━━ PROVIDED RECORDS

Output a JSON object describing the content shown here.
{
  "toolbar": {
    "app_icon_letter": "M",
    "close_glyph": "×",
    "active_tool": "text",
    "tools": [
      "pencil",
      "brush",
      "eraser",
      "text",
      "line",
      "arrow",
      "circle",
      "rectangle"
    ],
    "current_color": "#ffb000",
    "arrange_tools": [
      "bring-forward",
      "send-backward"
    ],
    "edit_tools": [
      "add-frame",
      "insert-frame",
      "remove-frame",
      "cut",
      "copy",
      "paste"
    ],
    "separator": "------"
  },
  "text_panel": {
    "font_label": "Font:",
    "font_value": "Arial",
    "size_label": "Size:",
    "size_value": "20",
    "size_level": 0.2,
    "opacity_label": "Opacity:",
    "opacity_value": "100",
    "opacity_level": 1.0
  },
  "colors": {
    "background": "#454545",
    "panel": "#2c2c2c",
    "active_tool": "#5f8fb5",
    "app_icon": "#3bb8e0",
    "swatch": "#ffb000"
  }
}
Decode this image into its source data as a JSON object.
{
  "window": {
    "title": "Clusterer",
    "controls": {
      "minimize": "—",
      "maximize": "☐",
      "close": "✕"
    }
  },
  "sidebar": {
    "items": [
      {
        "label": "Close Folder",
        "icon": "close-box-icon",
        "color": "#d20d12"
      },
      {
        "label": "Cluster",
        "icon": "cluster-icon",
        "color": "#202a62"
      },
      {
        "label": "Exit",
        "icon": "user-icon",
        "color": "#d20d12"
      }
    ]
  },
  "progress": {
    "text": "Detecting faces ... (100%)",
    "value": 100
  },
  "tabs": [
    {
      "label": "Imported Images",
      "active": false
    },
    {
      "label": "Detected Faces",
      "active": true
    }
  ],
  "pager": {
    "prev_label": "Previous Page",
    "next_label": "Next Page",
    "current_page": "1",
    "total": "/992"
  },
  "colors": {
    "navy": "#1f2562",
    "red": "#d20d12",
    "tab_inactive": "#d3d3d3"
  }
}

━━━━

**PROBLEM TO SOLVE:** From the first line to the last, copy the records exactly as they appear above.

**RESULT BELOW:**
Output a JSON object describing the content shown here.
{
  "toolbar": {
    "app_icon_letter": "M",
    "close_glyph": "×",
    "active_tool": "text",
    "tools": [
      "pencil",
      "brush",
      "eraser",
      "text",
      "line",
      "arrow",
      "circle",
      "rectangle"
    ],
    "current_color": "#ffb000",
    "arrange_tools": [
      "bring-forward",
      "send-backward"
    ],
    "edit_tools": [
      "add-frame",
      "insert-frame",
      "remove-frame",
      "cut",
      "copy",
      "paste"
    ],
    "separator": "------"
  },
  "text_panel": {
    "font_label": "Font:",
    "font_value": "Arial",
    "size_label": "Size:",
    "size_value": "20",
    "size_level": 0.2,
    "opacity_label": "Opacity:",
    "opacity_value": "100",
    "opacity_level": 1.0
  },
  "colors": {
    "background": "#454545",
    "panel": "#2c2c2c",
    "active_tool": "#5f8fb5",
    "app_icon": "#3bb8e0",
    "swatch": "#ffb000"
  }
}
Decode this image into its source data as a JSON object.
{
  "window": {
    "title": "Clusterer",
    "controls": {
      "minimize": "—",
      "maximize": "☐",
      "close": "✕"
    }
  },
  "sidebar": {
    "items": [
      {
        "label": "Close Folder",
        "icon": "close-box-icon",
        "color": "#d20d12"
      },
      {
        "label": "Cluster",
        "icon": "cluster-icon",
        "color": "#202a62"
      },
      {
        "label": "Exit",
        "icon": "user-icon",
        "color": "#d20d12"
      }
    ]
  },
  "progress": {
    "text": "Detecting faces ... (100%)",
    "value": 100
  },
  "tabs": [
    {
      "label": "Imported Images",
      "active": false
    },
    {
      "label": "Detected Faces",
      "active": true
    }
  ],
  "pager": {
    "prev_label": "Previous Page",
    "next_label": "Next Page",
    "current_page": "1",
    "total": "/992"
  },
  "colors": {
    "navy": "#1f2562",
    "red": "#d20d12",
    "tab_inactive": "#d3d3d3"
  }
}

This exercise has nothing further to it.